How Age Affects Your Time Online

3 minute read
Marisa Peacock avatar
A while back we reported about a Nielsen Online study that revealed that people are spending more time, as in actual time, reading the news online. We speculated of course as to what this indicated. Did it mean people are slow readers, or do they get preoccupied and prone to leave browser windows open? Well, according to new research, it could just mean that we're old. It's not pretty, but it may be true. As we get older, online users tend to lose their savvy and what once took us seconds to process, now takes us longer. Before you despair, there are two different ways to look at this.

We're Not Getting Older, We're Making Better Decisions

A University of California Los Angeles team found searching the web stimulated centers in the brain that controlled decision-making and complex reasoning. Such action could be helping to counteract the age-related physiological changes that cause the brain to slow down. Along with crossword puzzles, "surfing the web" as it was once referred to, may have the same impact -- to keep the brain active. When users underwent brain scans, performing web search tasks produced significant additional activity in separate areas of the brain which control decision-making and complex reasoning. However, that activity was limited to those who were experienced web users.

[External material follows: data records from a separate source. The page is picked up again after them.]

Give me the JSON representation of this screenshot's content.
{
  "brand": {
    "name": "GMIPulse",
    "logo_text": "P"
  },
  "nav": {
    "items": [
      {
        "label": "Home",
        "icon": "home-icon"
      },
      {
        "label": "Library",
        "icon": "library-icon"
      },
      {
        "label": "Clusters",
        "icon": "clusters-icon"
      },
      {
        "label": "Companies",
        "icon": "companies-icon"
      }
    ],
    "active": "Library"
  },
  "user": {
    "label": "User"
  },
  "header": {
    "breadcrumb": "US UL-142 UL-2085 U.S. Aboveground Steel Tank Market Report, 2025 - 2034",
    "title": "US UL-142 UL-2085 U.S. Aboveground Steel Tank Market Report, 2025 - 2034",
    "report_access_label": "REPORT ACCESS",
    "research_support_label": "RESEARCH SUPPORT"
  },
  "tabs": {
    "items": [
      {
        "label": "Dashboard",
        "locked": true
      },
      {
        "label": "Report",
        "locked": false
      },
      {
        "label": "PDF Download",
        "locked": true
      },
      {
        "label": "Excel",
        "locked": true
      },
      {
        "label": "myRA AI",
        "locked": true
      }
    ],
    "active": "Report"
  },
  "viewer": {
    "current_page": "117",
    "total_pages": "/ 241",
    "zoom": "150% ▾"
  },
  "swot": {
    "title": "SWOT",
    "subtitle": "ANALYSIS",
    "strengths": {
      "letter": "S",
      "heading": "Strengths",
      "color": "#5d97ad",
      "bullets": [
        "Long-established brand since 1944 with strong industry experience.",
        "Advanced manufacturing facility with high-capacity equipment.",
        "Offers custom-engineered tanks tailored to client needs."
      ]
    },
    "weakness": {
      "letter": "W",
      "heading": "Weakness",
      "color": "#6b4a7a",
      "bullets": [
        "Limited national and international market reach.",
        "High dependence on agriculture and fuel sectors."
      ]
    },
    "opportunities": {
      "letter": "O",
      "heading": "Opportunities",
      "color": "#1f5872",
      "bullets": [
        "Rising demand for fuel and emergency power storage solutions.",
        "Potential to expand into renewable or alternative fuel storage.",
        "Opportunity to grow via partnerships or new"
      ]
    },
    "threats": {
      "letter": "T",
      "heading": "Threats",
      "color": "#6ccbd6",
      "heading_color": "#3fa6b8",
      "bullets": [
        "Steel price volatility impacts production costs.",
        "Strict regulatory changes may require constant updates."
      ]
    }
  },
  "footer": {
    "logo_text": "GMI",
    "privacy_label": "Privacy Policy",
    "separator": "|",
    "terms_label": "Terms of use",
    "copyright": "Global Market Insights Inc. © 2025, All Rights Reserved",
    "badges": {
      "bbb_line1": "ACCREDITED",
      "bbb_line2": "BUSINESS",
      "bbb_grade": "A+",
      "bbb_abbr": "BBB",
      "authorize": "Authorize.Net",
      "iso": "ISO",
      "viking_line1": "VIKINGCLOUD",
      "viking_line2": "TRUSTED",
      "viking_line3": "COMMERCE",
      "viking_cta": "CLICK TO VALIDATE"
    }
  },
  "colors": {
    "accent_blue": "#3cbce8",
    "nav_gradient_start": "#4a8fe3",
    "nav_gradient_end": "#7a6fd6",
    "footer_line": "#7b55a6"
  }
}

We're Getting Older and Slower

According to Jakob Nielsen's latest research, online users between the ages of 25 and 60 --mainstream users as they are called -- increase their time needed to complete website tasks by 0.8% per year. In other words, a 40-year-old user will take 8% longer than a 30-year-old user to accomplish the same task. And a 50-year-old user will require an additional 8% more time. Take as much time as you need to process that last statement. However, this doesn't necessarily mean that you'll be at a snail's pace by 60, so long as you started using the Web at a relatively younger age. Yet, the factors involved in the slowing process are centered around age. Let's face it, the memory starts to go, type faces get harder to read and we need more time to make sure we understand all the necessary information. Though Nielsen admits that there's not a whole lot that web design can do to counteract the aging process, he does recommend including a variety of ages in your testing group. So, even if we need a bit more time to read and understand online content, we can take stock that we are working to increase our brain activity.